Content starts

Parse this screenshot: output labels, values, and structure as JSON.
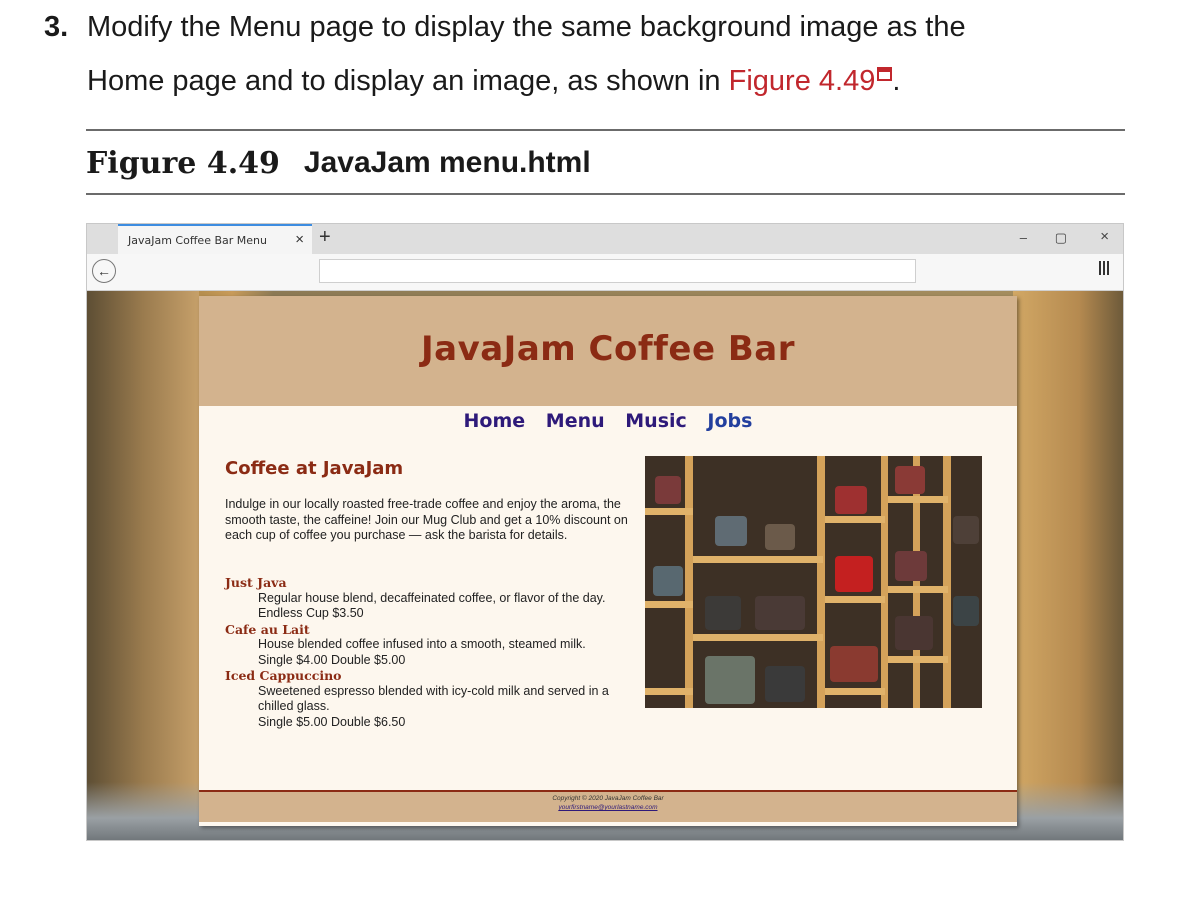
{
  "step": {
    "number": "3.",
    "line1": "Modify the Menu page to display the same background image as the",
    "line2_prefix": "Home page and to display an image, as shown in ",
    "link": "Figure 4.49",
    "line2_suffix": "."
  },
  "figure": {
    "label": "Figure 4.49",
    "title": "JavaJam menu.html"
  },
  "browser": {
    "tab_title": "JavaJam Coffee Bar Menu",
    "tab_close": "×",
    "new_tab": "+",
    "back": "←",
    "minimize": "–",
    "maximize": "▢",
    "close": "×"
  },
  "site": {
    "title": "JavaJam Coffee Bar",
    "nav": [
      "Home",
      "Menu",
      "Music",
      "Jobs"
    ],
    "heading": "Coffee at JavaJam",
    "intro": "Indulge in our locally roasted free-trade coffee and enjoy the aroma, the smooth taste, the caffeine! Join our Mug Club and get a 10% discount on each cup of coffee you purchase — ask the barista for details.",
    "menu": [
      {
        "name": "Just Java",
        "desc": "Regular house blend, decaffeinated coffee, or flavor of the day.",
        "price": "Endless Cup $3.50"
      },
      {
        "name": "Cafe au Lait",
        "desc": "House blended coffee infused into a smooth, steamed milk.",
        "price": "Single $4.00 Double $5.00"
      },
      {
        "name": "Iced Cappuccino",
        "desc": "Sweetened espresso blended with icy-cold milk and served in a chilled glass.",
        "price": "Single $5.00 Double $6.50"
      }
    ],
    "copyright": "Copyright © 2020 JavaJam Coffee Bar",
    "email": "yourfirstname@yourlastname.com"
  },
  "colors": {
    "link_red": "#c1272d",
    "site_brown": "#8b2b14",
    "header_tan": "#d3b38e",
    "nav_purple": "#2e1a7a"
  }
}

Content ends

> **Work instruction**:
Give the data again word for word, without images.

> **Result of this exercise**:
Parse this screenshot: output labels, values, and structure as JSON.
{
  "step": {
    "number": "3.",
    "line1": "Modify the Menu page to display the same background image as the",
    "line2_prefix": "Home page and to display an image, as shown in ",
    "link": "Figure 4.49",
    "line2_suffix": "."
  },
  "figure": {
    "label": "Figure 4.49",
    "title": "JavaJam menu.html"
  },
  "browser": {
    "tab_title": "JavaJam Coffee Bar Menu",
    "tab_close": "×",
    "new_tab": "+",
    "back": "←",
    "minimize": "–",
    "maximize": "▢",
    "close": "×"
  },
  "site": {
    "title": "JavaJam Coffee Bar",
    "nav": [
      "Home",
      "Menu",
      "Music",
      "Jobs"
    ],
    "heading": "Coffee at JavaJam",
    "intro": "Indulge in our locally roasted free-trade coffee and enjoy the aroma, the smooth taste, the caffeine! Join our Mug Club and get a 10% discount on each cup of coffee you purchase — ask the barista for details.",
    "menu": [
      {
        "name": "Just Java",
        "desc": "Regular house blend, decaffeinated coffee, or flavor of the day.",
        "price": "Endless Cup $3.50"
      },
      {
        "name": "Cafe au Lait",
        "desc": "House blended coffee infused into a smooth, steamed milk.",
        "price": "Single $4.00 Double $5.00"
      },
      {
        "name": "Iced Cappuccino",
        "desc": "Sweetened espresso blended with icy-cold milk and served in a chilled glass.",
        "price": "Single $5.00 Double $6.50"
      }
    ],
    "copyright": "Copyright © 2020 JavaJam Coffee Bar",
    "email": "yourfirstname@yourlastname.com"
  },
  "colors": {
    "link_red": "#c1272d",
    "site_brown": "#8b2b14",
    "header_tan": "#d3b38e",
    "nav_purple": "#2e1a7a"
  }
}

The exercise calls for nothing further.